Egypt wants to quadruple desalination capacity in 5 years through private sector tenders
Desalination nation: Egypt’s sovereign wealth fund has issued tenders for private companies to build 17 solar-powered desalination plants, part of a USD 2.5 bn plan to quadruple our desalination capacity in the next five years, fund chief executive Ayman Soliman told Reuters on Thursday.
The bid process is already underway and investor appetite is strong for the 25-year concessions, according to Soliman. The agreements will see private firms hire their own contractors to build the plants, which will run on high-yield renewables. “We’ve already solicited offers. What’s happening is a combination between a competitive process and a limited negotiation process,” he said. “We’ve received offers to build whatever capacity we need. There is investor appetite to build three times as much.” EBRD and the IFC will give technical support and advise on the bidding, Soliman previously told Bloomberg, adding that the fund aims to take a minority stake in the plants in partnership with the concession holders.

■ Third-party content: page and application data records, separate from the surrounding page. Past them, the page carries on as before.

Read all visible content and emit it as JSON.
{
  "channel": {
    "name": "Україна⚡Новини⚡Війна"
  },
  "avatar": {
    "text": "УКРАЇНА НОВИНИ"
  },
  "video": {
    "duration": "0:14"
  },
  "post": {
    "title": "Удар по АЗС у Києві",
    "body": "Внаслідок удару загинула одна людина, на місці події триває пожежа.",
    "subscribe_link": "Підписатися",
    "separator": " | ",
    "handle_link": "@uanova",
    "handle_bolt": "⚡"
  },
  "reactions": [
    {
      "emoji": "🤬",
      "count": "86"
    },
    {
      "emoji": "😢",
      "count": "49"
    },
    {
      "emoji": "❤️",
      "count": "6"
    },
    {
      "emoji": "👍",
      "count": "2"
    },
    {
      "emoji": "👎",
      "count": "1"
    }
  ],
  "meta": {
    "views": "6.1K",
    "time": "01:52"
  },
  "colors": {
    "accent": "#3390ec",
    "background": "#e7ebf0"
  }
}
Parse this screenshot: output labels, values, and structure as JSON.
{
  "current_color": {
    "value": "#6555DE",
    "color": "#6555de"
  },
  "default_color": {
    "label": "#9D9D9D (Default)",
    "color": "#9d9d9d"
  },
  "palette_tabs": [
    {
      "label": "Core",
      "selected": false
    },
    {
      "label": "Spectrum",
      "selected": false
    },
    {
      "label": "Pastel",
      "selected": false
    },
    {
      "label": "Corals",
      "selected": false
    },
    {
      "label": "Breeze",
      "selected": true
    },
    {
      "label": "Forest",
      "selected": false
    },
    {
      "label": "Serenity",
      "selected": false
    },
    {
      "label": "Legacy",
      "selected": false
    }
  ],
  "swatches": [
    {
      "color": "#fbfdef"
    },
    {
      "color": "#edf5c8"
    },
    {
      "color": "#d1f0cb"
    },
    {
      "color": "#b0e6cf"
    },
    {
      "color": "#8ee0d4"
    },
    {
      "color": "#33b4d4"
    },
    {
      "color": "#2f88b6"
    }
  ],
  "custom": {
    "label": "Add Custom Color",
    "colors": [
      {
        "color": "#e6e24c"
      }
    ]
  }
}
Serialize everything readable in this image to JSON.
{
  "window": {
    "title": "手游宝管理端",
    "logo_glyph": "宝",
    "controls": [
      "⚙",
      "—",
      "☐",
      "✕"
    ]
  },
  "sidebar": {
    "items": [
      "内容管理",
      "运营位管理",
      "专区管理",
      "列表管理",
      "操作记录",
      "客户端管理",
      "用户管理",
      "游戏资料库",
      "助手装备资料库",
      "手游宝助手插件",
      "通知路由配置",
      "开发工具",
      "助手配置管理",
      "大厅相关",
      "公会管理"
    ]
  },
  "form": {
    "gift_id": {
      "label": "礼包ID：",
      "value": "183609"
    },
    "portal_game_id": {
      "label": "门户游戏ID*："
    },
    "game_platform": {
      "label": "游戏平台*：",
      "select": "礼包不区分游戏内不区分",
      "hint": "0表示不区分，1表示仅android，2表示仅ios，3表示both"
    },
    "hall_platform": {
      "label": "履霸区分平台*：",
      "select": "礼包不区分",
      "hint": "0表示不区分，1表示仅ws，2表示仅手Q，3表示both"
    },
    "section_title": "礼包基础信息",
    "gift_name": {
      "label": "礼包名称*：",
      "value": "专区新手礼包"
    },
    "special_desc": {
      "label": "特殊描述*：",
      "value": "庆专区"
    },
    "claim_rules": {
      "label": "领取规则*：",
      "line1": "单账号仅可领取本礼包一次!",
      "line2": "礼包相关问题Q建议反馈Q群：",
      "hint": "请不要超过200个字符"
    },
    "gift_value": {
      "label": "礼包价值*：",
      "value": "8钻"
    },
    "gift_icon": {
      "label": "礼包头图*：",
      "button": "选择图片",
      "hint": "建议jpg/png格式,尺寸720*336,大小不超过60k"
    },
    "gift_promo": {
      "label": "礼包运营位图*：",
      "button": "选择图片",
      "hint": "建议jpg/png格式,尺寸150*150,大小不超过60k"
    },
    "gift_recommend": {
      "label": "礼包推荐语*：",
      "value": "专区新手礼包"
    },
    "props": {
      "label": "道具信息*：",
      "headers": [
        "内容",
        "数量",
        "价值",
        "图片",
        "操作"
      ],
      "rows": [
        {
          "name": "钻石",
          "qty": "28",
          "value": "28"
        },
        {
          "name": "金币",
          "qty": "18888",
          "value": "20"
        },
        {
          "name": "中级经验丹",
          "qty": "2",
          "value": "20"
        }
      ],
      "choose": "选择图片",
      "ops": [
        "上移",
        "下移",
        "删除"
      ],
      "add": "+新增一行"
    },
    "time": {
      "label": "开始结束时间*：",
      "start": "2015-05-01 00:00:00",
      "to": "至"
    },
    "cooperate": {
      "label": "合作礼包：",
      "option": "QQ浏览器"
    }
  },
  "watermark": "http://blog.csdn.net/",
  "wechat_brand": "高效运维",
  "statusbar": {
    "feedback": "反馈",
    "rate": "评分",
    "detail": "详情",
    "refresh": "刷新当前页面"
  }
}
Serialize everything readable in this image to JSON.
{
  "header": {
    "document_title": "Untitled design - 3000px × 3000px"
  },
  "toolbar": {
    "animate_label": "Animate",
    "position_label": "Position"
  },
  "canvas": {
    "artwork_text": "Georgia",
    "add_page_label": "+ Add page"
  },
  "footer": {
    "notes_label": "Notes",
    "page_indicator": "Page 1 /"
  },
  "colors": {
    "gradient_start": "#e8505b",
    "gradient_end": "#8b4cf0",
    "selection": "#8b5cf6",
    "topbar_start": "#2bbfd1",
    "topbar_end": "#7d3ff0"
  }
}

The government will in effect subsidize the new concessions by guaranteeing to buy the treated water, before selling it on to domestic and industrial consumers at a heavy discount, Soliman told the wire service without giving an estimate of the total cost of the subsidy. The incentive aims to encourage a move away from Nile water, which is cheap but scarce, as well as from more expensive and polluting desalination methods powered by fossil fuels. “If you live in a compound, you’re talking about EGP 13 to 18 per cubic meter, while the government tariffs are a tenth of that. There is a massive subsidy that is being built in,” he said.
Quadrupling capacity by green means: The new plants are initially planned to produce a combined 2.8 mn cubic meters of desalinated water per day, and double that figure in the long term. Current national capacity stands at around 800k cubic meters per day across several dozen plants, while the goal is to boost capacity to 6.4 mn cubic meters by 2050, the sovereign fund told Reuters. The fund plans to deploy renewable energies, economies of scale, and new financing tools including green finance in its aim to reduce the cost of desalinated water by 20-25% from a current USD 1k per cubic meter, Soliman added.